The cheerleading was especially pronounced last quarter, as two mega deals helped propel the stock market to new highs: Actavis’ $66 billion acquisition of Allergan, and Halliburton’s $36 billion purchase of Baker Hughes. This euphoria has triggered my contrarian instincts, and it should yours too. “Each of the last six great merger waves on record ended with a precipitous decline in equity prices,” says Matthew Rhodes-Kropf, a professor at Harvard Business School and an expert in the M&A field. To be sure, that doesn’t mean stocks will drop immediately. Rhodes-Kropf told me he can’t predict when the current M&A will end.

Still, the historical parallels are ominous.

Total M&A involving U.S. companies in 2014 was running at a higher pace than every other year since 1998 through 2000, according to Dealogic. That means that current M&A activity exceeds the 2006-2007 merger wave — the sixth of the series of merger waves to which Rhodes-Kropf refers — and is exceeded only by the fifth in that series, which accompanied the Internet bubble. The only good news I can extract from the data is the relatively low number of acquiring companies that are using shares of their stock to pay for acquisitions. This is a revealing statistic because corporate officers historically have shown an uncanny ability to know when their shares are overpriced. If they thought their shares were undervalued, after all, they would pay for acquisitions through borrowing, especially now, with interest rates so low. So it’s a sign that the bull market is getting rather long in the tooth when most acquirers are paying for their shopping sprees with their own stock.

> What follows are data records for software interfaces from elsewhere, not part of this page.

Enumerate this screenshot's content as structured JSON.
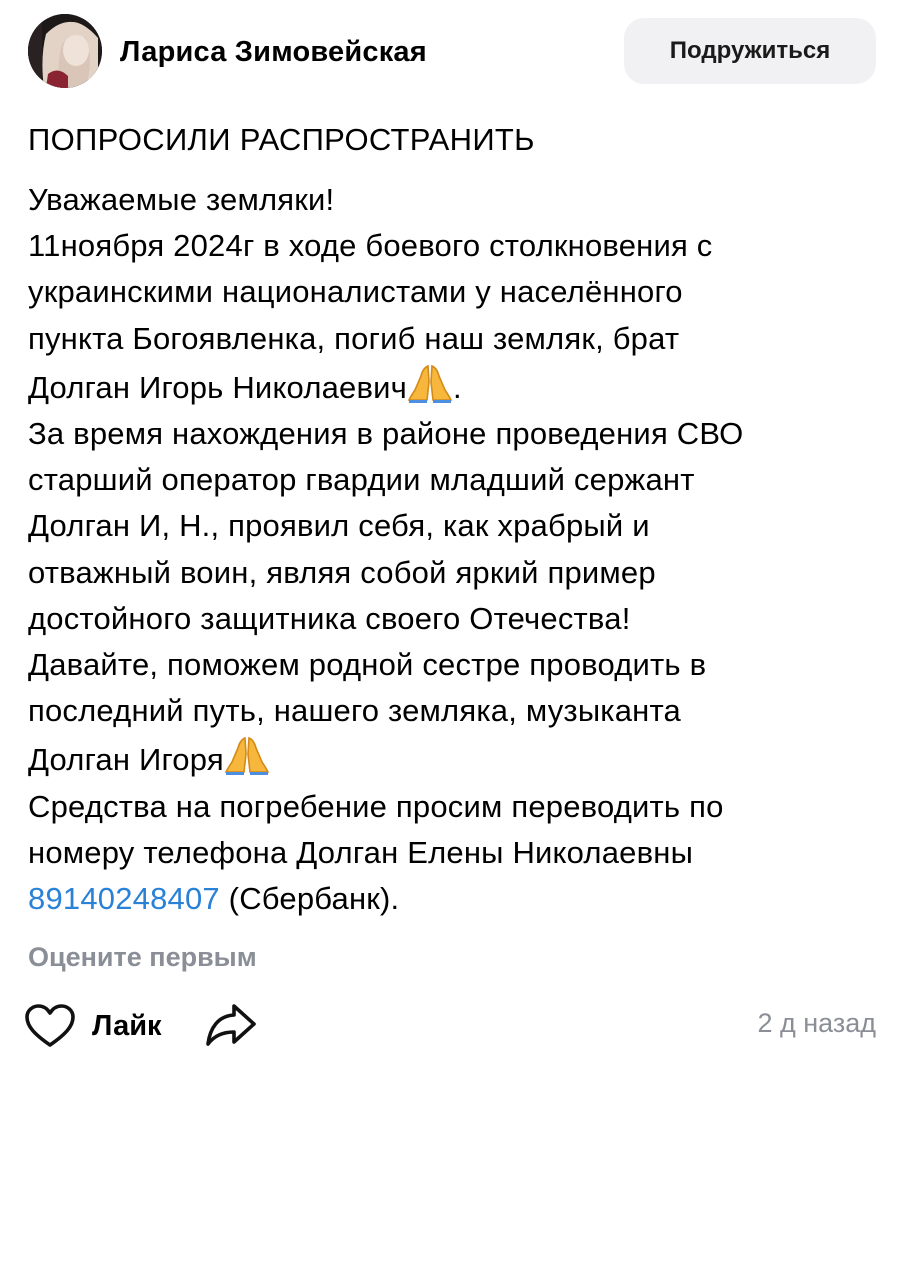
{
  "post": {
    "author": {
      "name": "Лариса Зимовейская",
      "avatar": "profile-photo"
    },
    "friend_button": "Подружиться",
    "title": "ПОПРОСИЛИ РАСПРОСТРАНИТЬ",
    "body_lines": [
      "Уважаемые земляки!",
      "11ноября 2024г в ходе боевого столкновения с",
      "украинскими националистами у населённого",
      "пункта Богоявленка, погиб наш земляк, брат",
      "Долган Игорь Николаевич",
      ".",
      "За время нахождения в районе проведения СВО",
      "старший оператор гвардии младший сержант",
      "Долган И, Н., проявил себя,  как храбрый и",
      "отважный воин, являя собой яркий пример",
      "достойного защитника своего Отечества!",
      "Давайте, поможем родной сестре проводить в",
      "последний путь, нашего земляка, музыканта",
      "Долган Игоря",
      "Средства на погребение просим переводить по",
      "номеру телефона Долган Елены Николаевны",
      "89140248407",
      " (Сбербанк)."
    ],
    "emoji_icon": "folded-hands-emoji",
    "rate_prompt": "Оцените первым",
    "like_label": "Лайк",
    "time_ago": "2 д назад",
    "colors": {
      "link": "#2a82d8",
      "muted": "#8a8e96",
      "button_bg": "#f1f1f3"
    }
  }
}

AOL’s AOL, -1.10% early-2000 decision to acquire Time Warner TWX, -0.53% remains history’s best illustration of this. Though the acquisition was otherwise a disaster, it was a shrewd strategic decision by AOL’s management. After all, they exchanged largely worthless shares of their company for one of the largest companies in the world.

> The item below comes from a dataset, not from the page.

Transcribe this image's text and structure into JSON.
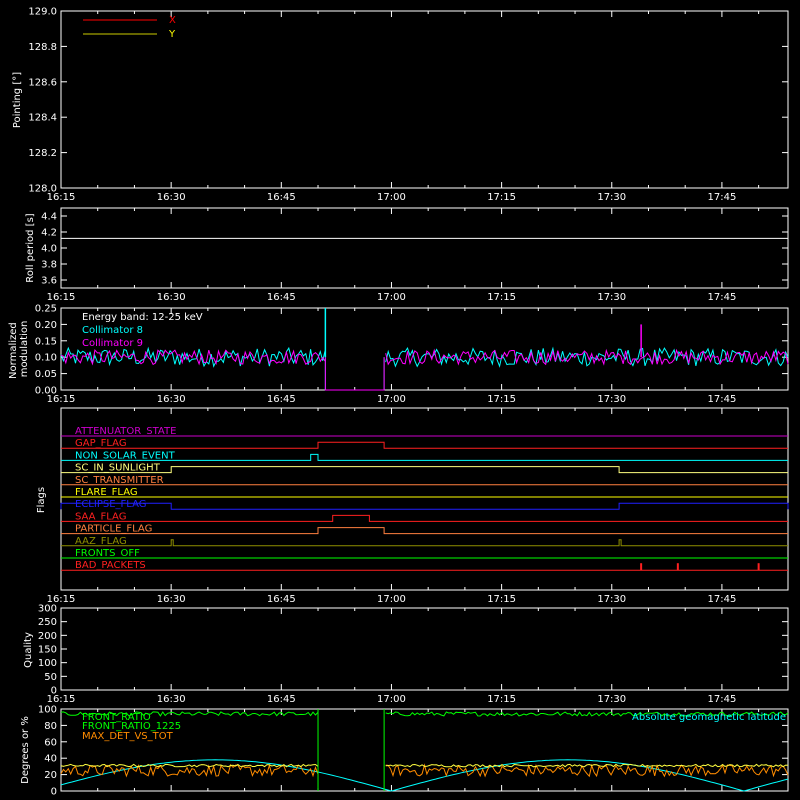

To be sure, the proportion of U.S. M&A deals being paid for with stock has been rising for several years, according to Dealogic.

At 11% in 2014, it was higher than what it was in 2007. Still, as you can see from the accompanying chart, that proportion remains well below the peak levels seen in the late 1990s. It’s damning the market with faint praise to say that the current M&A wave doesn’t suggest the market is as overvalued as it was at the top of the Internet bubble. But this does show that M&A activity is a crude market-timing tool at best. The bottom line, according to Rhodes-Kropf: The recent merger wave is “yet another sign that the stock market is overvalued. But that doesn’t mean the market can’t keep going up for quite some time.”

By Mark Hulbert